Website and app data records:
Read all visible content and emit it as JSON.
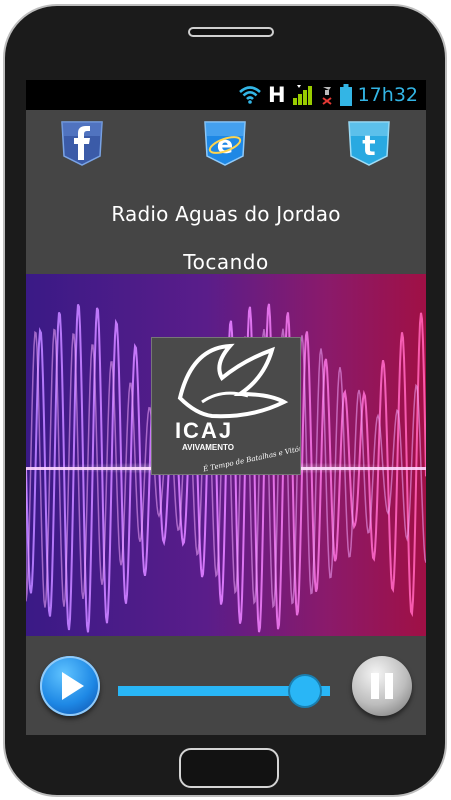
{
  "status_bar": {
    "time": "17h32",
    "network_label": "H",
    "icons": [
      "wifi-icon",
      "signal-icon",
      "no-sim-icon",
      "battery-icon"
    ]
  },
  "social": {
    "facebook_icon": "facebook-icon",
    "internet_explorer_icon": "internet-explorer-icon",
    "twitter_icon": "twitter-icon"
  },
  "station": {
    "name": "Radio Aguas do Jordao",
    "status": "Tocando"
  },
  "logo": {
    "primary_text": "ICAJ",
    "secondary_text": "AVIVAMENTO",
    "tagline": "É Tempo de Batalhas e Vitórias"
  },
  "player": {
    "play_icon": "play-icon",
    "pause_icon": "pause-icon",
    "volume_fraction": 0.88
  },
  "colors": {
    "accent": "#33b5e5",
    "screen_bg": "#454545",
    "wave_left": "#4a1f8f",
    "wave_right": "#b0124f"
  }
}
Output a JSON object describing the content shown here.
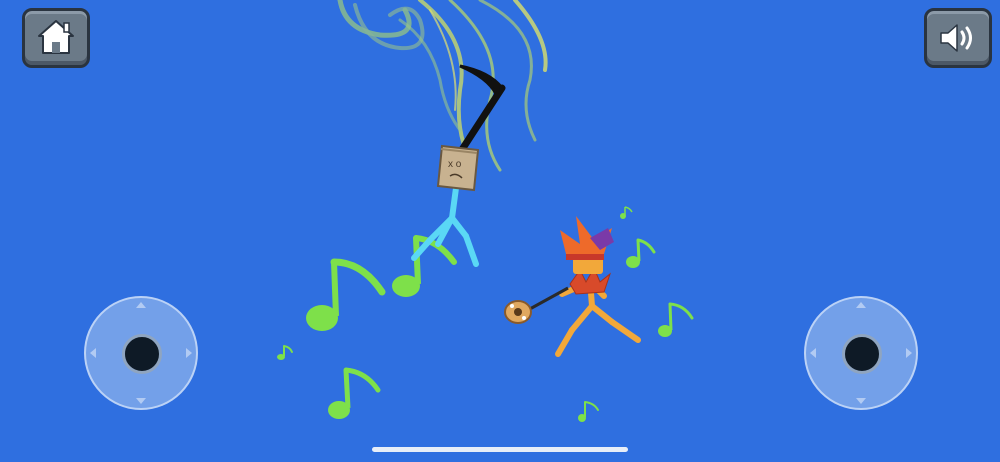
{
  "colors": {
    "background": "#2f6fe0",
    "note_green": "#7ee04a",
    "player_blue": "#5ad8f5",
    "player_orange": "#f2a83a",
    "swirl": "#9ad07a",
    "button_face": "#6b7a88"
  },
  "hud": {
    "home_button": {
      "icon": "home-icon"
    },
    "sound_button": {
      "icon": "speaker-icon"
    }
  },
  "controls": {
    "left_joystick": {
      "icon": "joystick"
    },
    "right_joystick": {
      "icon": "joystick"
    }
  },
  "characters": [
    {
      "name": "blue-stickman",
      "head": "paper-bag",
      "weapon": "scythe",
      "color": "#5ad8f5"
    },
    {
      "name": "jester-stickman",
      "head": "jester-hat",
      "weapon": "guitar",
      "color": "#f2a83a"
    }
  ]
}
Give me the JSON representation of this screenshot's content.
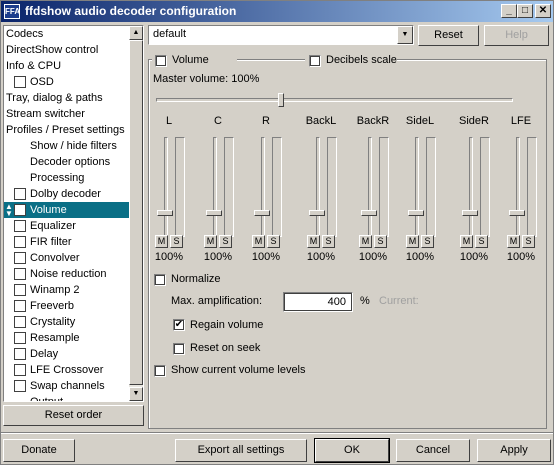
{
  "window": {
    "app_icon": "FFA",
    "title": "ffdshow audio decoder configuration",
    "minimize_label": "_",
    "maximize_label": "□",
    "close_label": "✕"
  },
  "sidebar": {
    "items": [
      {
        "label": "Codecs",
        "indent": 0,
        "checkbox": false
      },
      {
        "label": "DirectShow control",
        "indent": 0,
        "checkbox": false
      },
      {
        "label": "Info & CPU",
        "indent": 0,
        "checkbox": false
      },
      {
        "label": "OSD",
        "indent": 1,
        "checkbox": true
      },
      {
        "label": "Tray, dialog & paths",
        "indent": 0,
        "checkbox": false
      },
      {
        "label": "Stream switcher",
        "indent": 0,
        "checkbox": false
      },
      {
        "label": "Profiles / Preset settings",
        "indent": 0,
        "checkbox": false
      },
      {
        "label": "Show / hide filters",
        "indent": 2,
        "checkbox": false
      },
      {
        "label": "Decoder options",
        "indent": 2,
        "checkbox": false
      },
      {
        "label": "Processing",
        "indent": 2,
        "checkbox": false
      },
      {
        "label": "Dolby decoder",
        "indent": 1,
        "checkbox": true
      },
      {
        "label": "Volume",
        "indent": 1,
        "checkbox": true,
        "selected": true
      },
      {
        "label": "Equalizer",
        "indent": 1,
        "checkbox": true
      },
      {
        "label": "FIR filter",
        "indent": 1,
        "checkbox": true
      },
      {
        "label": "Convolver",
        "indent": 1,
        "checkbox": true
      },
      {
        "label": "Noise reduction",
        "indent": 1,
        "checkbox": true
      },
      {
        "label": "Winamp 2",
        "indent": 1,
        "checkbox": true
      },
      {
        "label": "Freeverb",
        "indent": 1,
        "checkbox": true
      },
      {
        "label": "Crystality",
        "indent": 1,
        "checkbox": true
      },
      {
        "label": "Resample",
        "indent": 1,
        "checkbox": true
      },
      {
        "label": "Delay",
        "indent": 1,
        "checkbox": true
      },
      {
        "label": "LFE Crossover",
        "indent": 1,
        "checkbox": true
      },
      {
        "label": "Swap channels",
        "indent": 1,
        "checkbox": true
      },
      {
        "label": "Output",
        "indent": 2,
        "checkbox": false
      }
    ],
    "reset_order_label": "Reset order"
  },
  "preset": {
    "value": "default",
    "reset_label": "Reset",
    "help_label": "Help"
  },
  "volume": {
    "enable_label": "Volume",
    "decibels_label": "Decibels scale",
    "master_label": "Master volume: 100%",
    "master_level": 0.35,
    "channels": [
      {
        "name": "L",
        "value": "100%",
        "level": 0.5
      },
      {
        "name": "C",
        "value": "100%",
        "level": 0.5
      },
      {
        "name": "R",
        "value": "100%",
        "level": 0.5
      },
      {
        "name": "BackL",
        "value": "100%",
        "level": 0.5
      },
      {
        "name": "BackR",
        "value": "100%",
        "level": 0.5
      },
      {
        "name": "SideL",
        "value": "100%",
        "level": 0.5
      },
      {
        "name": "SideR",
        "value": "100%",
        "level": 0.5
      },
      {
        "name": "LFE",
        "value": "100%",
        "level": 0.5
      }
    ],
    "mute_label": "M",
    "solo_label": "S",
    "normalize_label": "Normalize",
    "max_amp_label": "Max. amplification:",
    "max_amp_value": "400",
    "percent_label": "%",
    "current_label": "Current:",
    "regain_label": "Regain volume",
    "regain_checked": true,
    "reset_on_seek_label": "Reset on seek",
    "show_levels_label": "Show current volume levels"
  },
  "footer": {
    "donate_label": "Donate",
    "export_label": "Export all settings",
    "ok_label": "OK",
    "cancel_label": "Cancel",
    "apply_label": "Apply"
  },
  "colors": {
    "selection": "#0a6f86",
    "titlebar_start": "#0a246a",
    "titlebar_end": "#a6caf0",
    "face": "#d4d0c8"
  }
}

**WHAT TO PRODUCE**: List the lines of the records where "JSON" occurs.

**RESPONSE TO THE EXERCISE**:
Read all visible content and emit it as JSON.
Output a JSON object describing the content shown here.
Give me the JSON representation of this screenshot's content.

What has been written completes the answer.